Sessions, Structure, and Support
by Allison Tarr
Aaron D. Campbell’s “Being a Good Citizen in the WordPress Community“
For me, one of my favourite aspects about attending WordCamps is the reminder of being part of a larger WordPress (and developer) ecosystem. It is sometimes all too easy to lose myself in code and client-based work. I appreciate that Aaron’s WordCamp Chicago discussion focused on what it means to be a good citizen, which can also be more widely applied to the world at large than just in the WordPress community.
There is often concern expressed surrounding how technology has the ability to create disconnect amongst us, but I strongly believe there is a flip side to that.
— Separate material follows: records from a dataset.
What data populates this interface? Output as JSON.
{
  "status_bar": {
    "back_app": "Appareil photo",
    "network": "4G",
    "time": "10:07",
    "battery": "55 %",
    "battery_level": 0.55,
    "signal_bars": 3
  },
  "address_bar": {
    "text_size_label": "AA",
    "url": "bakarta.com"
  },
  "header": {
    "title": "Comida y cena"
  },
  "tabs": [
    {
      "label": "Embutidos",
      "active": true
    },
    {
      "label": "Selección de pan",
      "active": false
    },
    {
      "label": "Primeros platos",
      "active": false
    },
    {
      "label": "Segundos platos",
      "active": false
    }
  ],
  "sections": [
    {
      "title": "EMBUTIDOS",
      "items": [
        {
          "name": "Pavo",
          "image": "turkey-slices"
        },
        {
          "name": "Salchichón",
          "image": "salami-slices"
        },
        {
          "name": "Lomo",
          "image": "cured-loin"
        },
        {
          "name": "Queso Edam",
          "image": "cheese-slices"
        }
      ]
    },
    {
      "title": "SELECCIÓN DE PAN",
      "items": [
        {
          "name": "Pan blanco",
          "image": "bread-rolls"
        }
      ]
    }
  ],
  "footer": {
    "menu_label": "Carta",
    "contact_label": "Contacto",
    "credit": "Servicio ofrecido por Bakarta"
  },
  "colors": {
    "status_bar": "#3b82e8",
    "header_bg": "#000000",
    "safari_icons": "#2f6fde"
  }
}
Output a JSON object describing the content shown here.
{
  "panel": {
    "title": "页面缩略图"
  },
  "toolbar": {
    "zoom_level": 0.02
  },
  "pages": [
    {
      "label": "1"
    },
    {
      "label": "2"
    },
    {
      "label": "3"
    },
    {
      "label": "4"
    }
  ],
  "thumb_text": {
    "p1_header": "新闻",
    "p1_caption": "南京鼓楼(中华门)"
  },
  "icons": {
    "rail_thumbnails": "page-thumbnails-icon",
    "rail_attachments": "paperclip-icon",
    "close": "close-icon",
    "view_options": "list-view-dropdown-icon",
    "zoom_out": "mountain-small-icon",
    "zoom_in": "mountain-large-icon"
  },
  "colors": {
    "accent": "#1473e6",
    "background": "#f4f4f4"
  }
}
It is nurtured by the reminder that sitting at the end of all these computers and wires are people. Remembering that (hopefully) enables us to continue to treat people with the respect that all people deserve.
I thought it was also a great reminder that no matter what your level of experience or area of interest, chances are there’s an area of WordPress that you can help contribute to! This is something that I’m hoping to focus on more in 2017 and feel encouraged by the prospects available.
Mike Hale’s “Building a Developer Friendly WordPress Plugin“
Mike brought up several points of interest during his talk. One was centered around code linting and standardization of how your code is written. It only reinforced how having a set structure to write code within has helped strengthen my work, especially when working amongst a team.
And, of course, there was my own talk on loops. As a card-carrying introvert, public speaking is not generally on my Top 10 list. However, I’m just loopy enough (see what I did there?) to believe this would be a lovely way to share some of the knowledge I’ve picked up over the past few years.
— Carrie Forde (@CarrieForde) April 29, 2017
My motivation during the topic brainstorming process was to explore areas that ‘Allison-from-the-past’ would have benefited from with more clarity or explanation. I also wanted people to walk away being able to reference some ‘real life’ examples of how they can harness the power of custom queries.
I was lucky enough to have two familiar faces and supportive gems in the audience to ease (some of) my nerves. And afterwards, it was great to hear what parts people liked about my talk from attendees, as well as connecting further through the power of Twitter.
— Allison Tarr (@allisonplus) April 30, 2017
WordPress Developers Are Like Jazz Musicians
by Carrie Forde
WordCamp Chicago is holds a very special place in my heart. Last year, two California friends and I trekked to Chicago to hang out in a different city and bond over WordPress, which is what brought us together in the first place. This year was super special for me, because I was able to cheer for my frontend dev bestie, Allison, who gave her first WordCamp talk ever, which she slayed. Not only did I get to cheer for Allison, but we also got to connect with WordPress friends old and new.
And while WordCamp for me is all about the human connections, I also enjoy attending the talks and sessions. This year, two sessions stuck out in my mind.
John James Jacoby’s “The Time I Broke WordPress.org”
JJJ’s talk was more like story time rather than a talk. He talked about how his rural Wisconsin upbringing influenced his development career path and how his development career path has impacted his life outside of work.
JJJ serves as a trustee for the Village of East Troy, and he drew comparisons between working for the village and open source. Not unlike in open source, most village business is conducted in public, and anyone is free to participate.
My favorite analogy from JJJ’s talk, however, was the one he drew between jazz musicians jamming out, and what it’s like to jam out when collaborating on an open-source project, like a plugin, a realization that JJJ reached after working directly with Matt Mullenweg at Automattic.
Michelle Schulp’s “Pixel Imperfect: A Practical Approach to Responsive Design”
Michelle’s talk was design-focused, and she ended up talking about one of my favorite subjects: Atomic Design. The gist is that instead of focusing on delivering pixel-perfect mock-ups during the design phase of a web development project, it makes more sense to focus on establishing a visual design language and establishing site components.
“We don’t need to think about pages, but designing systems.”
– Michelle Schulp
By establishing a design system with different UI components, we reuse and re-purpose design elements. This not only makes it easier for us as designers and developers to work through a project, but the consistency helps end-users better navigate our clients’ sites.
Lessons like these just solidify the importance of WordCamp. The experiences I gain from attending them is immeasurable. I learn, grow, and bond with other professionals in ways that greatly impact my life and career. Plus, I get to meet up with old friends and make new ones.
WordCamps are chock full of education, but they also offers brilliant opportunities for networking and fun times. Have I convinced you to attend a WordCamp, yet? Visit the WordCamp Central website to find one near you.
— Carrie Forde (@CarrieForde) May 5, 2017
Also published on Medium.